WHAT NEEDS TO BE DONE: Say how many lines in the records contain "indem". The reply must consist of the number alone.

"""

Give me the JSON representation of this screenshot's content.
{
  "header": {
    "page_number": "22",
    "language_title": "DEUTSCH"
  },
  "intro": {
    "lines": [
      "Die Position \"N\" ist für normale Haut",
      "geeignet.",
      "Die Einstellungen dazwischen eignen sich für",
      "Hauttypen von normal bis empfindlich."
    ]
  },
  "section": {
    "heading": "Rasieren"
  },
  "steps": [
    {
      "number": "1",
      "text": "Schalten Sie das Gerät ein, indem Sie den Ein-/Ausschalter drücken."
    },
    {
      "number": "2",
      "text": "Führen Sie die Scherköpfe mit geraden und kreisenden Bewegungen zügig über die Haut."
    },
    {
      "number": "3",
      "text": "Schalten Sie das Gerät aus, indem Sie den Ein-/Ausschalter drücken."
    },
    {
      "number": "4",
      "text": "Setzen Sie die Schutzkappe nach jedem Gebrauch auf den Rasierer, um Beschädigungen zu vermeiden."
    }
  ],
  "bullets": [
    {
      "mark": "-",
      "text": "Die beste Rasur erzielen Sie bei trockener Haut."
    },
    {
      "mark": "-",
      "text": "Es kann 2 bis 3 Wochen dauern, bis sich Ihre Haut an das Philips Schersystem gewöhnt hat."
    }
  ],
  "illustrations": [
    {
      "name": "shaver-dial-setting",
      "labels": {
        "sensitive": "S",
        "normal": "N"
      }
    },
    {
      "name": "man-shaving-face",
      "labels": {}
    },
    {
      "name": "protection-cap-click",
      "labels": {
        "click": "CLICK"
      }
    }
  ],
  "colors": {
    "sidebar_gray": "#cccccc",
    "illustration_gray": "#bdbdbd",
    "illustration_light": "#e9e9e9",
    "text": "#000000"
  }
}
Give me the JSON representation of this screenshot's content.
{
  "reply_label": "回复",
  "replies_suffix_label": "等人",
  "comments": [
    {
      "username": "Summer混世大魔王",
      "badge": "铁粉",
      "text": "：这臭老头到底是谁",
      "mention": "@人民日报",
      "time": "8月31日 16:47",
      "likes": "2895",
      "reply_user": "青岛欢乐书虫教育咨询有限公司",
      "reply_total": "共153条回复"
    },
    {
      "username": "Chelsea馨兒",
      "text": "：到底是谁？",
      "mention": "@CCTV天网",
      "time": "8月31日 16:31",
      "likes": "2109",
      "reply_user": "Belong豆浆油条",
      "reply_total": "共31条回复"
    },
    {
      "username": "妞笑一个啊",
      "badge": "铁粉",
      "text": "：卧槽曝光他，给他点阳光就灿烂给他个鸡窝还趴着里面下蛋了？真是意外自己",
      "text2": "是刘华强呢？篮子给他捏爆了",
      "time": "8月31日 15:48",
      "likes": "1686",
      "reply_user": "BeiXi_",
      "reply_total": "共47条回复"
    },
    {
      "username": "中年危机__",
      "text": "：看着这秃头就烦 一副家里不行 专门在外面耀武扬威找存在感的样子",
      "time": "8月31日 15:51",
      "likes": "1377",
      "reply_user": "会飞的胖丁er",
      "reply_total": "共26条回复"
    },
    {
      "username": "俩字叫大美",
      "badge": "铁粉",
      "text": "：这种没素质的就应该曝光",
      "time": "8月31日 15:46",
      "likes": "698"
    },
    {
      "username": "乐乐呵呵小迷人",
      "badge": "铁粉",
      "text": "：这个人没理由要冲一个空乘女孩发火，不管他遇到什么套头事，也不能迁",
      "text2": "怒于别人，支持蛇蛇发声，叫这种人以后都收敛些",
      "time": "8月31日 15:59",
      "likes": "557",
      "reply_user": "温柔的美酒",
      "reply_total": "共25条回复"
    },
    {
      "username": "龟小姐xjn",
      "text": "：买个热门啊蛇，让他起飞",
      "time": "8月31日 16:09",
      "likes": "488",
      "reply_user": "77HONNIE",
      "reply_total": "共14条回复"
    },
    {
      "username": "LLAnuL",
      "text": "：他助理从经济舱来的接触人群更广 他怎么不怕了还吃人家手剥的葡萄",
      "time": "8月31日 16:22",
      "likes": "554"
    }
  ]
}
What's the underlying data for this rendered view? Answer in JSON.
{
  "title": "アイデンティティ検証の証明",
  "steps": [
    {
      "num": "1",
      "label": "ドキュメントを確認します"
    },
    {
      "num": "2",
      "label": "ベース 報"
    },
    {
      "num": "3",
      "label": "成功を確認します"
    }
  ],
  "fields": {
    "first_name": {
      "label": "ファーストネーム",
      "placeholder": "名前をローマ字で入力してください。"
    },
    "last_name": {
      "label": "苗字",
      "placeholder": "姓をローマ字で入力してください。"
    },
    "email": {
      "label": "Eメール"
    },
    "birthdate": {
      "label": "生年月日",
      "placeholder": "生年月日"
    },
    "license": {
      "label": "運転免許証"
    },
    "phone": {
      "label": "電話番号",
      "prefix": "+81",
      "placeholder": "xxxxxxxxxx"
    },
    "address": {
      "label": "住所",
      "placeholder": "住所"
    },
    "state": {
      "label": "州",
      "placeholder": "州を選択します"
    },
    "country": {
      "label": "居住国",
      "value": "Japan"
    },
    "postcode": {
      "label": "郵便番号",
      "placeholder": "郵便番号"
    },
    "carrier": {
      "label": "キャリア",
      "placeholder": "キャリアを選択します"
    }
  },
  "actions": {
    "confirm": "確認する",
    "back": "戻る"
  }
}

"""

ANSWER TO THIS PROBLEM: 2